is authorized to request information from financial institutions throughout the United States on behalf of law enforcement agencies that are investigating money laundering or terrorist activity. These requests are made once every two weeks, and all financial institu-tions—including credit unions—are required to have a designated contact person who receives FinCEN’s re-quests.
Once a credit union receives an information request, it must scan its records for possible matches. If the credit union identifies a match, it must then report that fact to FinCEN.
Credit unions have two weeks from the transmission date of the request to respond to FinCEN. Also, credit unions are prohibited from disclosing the fact that FinCEN has requested or obtained information under the rule, except to the extent necessary to comply with the request.
Section 314(b) Section 314(b) of the PATRIOT Act also deals with
information sharing. This section allows credit unions and other financial institutions to share information with each other after filing notification with FinCEN. It’s critical to remember that the notice to FinCEN must be filed before any information sharing takes place! In ad-dition, the financial institutions that are sharing data must have procedures in place to protect the security
and confidentiality of the shared information. So, when is this sort of data sharing permitted? In
short, financial institutions may share information for purposes of detecting, identifying, or reporting activi-ties that involve possible money laundering or terror-ism. Also, the sending institution must verify that the receiving institution is on an approved government list before transmitting any information to that institution.
You can view the Info Sharing Notice by visiting the FinCEN website: https://www.fincen.gov/314b/314b_notification.php
Summary Congratulations on completing CUNA’s Bank Secrecy
Act for Operations Staff Training on Demand course! You should now be able to:
• Explain the Bank Secrecy Act (BSA);
• Know when to file Currency Transaction Reports (CTRs) and Suspicious Activity Reports (SARs);

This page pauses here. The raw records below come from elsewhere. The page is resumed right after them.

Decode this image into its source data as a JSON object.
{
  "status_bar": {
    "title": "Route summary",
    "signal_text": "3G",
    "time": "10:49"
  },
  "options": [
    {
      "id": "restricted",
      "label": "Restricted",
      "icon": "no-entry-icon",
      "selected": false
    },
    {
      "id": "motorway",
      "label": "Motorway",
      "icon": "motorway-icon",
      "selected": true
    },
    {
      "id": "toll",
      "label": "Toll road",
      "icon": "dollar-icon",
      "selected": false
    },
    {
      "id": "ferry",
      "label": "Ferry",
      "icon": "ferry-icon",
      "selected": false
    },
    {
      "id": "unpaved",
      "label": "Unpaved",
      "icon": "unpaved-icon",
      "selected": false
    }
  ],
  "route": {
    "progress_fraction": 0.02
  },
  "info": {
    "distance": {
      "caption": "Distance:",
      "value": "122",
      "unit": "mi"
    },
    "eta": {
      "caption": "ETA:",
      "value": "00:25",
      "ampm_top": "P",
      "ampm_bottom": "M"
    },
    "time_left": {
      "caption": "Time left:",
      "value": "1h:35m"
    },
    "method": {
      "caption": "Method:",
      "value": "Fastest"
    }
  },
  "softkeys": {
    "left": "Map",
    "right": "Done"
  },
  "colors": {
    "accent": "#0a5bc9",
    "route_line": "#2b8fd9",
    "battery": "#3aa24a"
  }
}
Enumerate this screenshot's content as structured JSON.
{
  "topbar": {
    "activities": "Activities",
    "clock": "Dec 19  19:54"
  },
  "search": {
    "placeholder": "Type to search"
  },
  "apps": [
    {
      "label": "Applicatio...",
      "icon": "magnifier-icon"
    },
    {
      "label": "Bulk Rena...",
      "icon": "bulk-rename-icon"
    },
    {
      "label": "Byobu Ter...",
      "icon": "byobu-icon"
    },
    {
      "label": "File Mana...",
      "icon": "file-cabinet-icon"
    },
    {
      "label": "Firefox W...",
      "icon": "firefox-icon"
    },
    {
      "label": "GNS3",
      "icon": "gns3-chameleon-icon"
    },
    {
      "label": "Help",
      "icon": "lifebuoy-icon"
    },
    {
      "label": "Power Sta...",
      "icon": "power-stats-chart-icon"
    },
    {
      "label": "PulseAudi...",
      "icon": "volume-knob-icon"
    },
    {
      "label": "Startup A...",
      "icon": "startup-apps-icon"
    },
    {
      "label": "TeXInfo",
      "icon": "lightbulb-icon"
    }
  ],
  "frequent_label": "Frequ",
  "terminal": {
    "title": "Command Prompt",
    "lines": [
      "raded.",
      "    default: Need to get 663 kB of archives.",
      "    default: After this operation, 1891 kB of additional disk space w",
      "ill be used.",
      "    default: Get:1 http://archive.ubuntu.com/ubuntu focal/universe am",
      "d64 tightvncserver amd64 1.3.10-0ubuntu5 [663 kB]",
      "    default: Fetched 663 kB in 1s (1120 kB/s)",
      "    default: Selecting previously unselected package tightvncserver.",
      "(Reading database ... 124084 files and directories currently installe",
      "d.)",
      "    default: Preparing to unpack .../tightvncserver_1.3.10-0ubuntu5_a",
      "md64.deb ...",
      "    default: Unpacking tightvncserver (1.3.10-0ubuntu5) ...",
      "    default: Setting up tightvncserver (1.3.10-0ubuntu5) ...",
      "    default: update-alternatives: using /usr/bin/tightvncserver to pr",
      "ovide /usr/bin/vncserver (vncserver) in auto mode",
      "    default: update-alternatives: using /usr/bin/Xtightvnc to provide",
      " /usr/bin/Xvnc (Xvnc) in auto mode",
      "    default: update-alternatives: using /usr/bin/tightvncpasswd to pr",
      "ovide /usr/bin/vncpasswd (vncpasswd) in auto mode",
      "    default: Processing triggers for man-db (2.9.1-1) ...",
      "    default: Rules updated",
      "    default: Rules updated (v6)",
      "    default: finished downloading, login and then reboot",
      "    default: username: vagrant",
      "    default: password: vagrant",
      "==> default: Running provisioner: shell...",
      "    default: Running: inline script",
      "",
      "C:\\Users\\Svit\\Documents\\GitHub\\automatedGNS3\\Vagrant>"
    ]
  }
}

• Explain the requirements for wire transfer payment orders and monetary instrument purchases;
• Understand how to apply Customer/Member Identification Programs; and
• Explain the purpose of 314(a) and 314(b) information sharing.
Above all, remember this: Knowing and following your credit union’s BSA policy and procedures is criti-cal to being in compliance. Take time to review those documents!
Final ExamTo register for the final exam go to
training.cuna.org and click on CPDOnline under LOG IN at the left hand side of the screen.